- **Task objective**
Among the entries below, how many lines contain the string "true"? Only the number is wanted.

- **Supplied records**
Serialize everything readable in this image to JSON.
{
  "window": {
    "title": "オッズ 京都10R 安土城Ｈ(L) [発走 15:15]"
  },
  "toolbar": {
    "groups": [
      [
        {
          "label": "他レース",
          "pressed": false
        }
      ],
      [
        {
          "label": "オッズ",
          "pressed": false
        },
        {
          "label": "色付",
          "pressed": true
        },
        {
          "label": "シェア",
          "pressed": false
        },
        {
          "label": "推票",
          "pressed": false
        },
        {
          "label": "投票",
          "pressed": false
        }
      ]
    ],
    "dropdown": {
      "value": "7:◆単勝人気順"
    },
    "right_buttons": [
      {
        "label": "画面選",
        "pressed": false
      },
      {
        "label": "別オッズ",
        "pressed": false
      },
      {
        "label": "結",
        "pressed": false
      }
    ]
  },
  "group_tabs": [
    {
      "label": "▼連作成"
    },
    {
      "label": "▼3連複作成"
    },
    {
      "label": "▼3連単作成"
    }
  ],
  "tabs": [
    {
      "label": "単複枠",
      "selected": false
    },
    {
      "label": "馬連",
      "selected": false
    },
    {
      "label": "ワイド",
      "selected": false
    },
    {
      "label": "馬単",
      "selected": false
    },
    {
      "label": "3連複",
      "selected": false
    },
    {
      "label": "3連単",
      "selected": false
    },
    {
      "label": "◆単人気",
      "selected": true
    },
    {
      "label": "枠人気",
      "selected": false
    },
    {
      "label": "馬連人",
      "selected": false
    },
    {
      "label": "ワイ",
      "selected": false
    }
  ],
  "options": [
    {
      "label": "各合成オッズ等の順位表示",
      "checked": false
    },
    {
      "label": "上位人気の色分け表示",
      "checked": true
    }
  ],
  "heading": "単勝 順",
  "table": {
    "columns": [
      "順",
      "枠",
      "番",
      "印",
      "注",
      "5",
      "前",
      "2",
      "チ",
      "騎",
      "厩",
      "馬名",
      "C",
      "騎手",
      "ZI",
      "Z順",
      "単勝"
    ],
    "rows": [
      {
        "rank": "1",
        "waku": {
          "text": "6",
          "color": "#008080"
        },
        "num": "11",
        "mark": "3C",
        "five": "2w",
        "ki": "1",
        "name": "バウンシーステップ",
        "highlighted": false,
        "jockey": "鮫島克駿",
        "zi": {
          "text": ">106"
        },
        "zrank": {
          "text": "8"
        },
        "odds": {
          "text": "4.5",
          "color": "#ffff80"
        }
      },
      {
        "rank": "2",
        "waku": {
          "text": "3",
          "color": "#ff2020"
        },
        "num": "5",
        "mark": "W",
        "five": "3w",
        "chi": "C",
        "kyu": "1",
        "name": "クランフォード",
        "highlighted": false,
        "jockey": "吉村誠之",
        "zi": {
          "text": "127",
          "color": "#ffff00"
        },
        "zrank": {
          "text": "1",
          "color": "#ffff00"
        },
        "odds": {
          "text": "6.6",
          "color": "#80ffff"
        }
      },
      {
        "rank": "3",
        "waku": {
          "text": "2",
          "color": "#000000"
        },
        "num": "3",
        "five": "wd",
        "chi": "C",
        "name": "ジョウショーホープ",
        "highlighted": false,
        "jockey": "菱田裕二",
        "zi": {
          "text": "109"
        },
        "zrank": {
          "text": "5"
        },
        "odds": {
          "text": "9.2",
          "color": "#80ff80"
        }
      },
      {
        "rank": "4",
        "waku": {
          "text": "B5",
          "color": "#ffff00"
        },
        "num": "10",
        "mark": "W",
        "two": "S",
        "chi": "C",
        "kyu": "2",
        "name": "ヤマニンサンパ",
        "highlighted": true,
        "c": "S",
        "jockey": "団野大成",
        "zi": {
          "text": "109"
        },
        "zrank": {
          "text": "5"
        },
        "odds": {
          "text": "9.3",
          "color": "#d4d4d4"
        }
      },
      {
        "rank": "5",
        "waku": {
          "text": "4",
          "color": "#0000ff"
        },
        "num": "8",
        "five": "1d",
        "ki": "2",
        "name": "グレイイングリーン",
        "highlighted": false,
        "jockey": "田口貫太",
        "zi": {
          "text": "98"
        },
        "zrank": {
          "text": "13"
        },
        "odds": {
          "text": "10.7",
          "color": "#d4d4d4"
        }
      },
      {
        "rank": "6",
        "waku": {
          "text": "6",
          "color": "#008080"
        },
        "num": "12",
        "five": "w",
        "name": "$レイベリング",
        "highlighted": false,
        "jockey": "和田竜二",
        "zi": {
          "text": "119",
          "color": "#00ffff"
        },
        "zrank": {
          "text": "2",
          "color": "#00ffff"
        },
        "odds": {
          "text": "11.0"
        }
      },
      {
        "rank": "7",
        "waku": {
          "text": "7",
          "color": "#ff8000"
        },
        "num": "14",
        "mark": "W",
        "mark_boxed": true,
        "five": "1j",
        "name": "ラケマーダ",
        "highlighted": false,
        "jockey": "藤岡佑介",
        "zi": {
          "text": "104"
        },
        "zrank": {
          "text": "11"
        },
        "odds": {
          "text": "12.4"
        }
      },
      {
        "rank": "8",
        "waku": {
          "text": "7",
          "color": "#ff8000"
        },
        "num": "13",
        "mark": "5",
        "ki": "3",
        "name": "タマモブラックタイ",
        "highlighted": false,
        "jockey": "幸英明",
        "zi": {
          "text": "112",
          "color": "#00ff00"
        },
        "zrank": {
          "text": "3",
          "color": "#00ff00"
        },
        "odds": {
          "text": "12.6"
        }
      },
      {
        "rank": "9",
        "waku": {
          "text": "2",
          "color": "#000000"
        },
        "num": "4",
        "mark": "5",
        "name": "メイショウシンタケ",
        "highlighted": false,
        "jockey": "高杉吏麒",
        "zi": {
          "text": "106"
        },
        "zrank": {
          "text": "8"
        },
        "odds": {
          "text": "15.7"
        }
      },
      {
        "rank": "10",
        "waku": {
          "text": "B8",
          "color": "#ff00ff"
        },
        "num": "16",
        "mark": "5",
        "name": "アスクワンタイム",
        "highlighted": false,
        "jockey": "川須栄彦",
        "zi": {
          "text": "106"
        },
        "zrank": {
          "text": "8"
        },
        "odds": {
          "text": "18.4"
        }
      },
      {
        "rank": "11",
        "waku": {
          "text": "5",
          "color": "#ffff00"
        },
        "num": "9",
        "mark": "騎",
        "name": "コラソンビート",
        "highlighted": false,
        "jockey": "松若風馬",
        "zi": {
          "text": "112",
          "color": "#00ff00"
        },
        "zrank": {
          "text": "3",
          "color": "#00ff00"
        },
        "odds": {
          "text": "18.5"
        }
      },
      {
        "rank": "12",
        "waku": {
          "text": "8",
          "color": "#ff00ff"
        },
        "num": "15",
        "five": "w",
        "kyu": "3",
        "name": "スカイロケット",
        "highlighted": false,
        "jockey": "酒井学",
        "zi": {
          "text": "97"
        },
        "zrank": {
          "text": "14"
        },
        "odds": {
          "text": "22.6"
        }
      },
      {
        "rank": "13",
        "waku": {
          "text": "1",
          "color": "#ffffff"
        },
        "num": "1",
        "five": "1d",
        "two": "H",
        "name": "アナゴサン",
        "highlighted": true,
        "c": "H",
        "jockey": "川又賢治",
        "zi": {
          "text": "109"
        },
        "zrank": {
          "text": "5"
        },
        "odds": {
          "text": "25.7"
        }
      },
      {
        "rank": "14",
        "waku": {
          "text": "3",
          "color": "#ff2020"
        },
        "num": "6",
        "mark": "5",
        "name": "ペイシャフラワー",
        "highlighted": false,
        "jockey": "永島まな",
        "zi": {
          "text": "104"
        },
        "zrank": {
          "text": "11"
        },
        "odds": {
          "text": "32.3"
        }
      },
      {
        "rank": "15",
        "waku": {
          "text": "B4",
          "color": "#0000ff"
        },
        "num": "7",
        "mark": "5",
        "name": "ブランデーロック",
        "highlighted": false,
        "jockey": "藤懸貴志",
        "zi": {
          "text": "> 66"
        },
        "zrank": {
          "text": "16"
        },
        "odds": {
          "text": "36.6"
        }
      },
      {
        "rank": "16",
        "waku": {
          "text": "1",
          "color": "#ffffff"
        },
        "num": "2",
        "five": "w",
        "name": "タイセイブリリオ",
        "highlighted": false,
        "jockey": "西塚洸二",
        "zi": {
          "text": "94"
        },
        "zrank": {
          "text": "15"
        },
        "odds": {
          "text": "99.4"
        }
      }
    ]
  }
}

- **Exercise solution**
6